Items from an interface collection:

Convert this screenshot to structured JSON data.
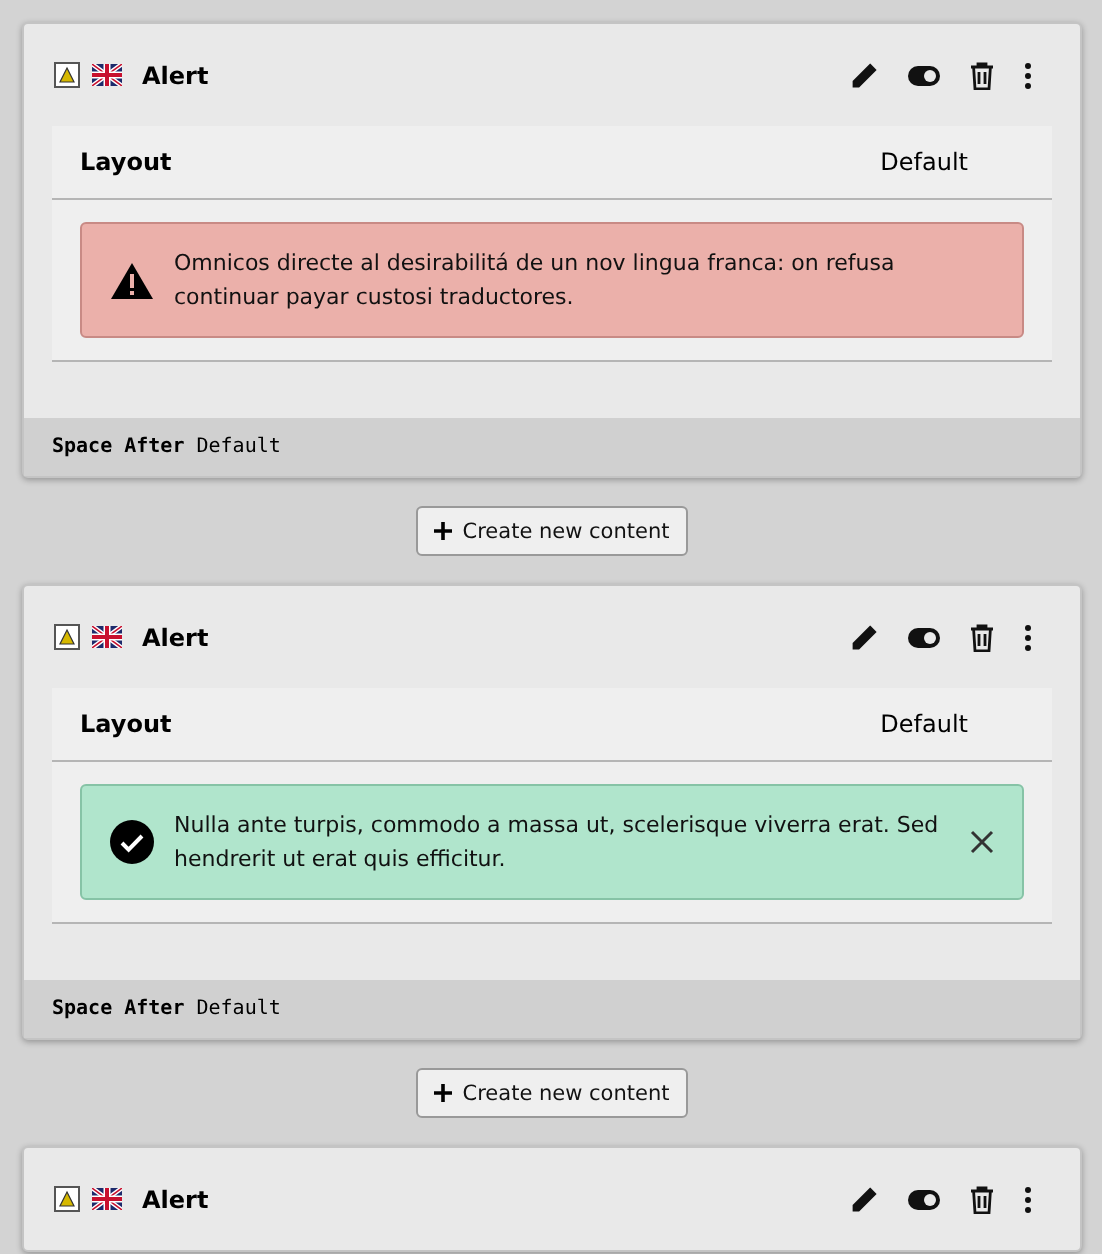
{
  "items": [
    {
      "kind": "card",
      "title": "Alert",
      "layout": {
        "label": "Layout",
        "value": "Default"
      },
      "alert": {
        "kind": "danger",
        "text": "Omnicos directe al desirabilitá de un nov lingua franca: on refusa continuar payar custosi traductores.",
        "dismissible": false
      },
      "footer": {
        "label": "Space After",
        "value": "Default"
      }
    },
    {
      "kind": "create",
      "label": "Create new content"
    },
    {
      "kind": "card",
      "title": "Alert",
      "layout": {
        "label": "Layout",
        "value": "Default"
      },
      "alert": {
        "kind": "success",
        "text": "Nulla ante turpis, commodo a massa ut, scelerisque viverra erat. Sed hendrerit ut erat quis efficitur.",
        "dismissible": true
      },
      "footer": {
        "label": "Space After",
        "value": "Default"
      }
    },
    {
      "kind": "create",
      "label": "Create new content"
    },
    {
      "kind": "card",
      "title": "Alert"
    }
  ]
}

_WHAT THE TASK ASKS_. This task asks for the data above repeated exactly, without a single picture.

_WRITTEN SOLUTION_.
Convert this screenshot to structured JSON data.
{
  "items": [
    {
      "kind": "card",
      "title": "Alert",
      "layout": {
        "label": "Layout",
        "value": "Default"
      },
      "alert": {
        "kind": "danger",
        "text": "Omnicos directe al desirabilitá de un nov lingua franca: on refusa continuar payar custosi traductores.",
        "dismissible": false
      },
      "footer": {
        "label": "Space After",
        "value": "Default"
      }
    },
    {
      "kind": "create",
      "label": "Create new content"
    },
    {
      "kind": "card",
      "title": "Alert",
      "layout": {
        "label": "Layout",
        "value": "Default"
      },
      "alert": {
        "kind": "success",
        "text": "Nulla ante turpis, commodo a massa ut, scelerisque viverra erat. Sed hendrerit ut erat quis efficitur.",
        "dismissible": true
      },
      "footer": {
        "label": "Space After",
        "value": "Default"
      }
    },
    {
      "kind": "create",
      "label": "Create new content"
    },
    {
      "kind": "card",
      "title": "Alert"
    }
  ]
}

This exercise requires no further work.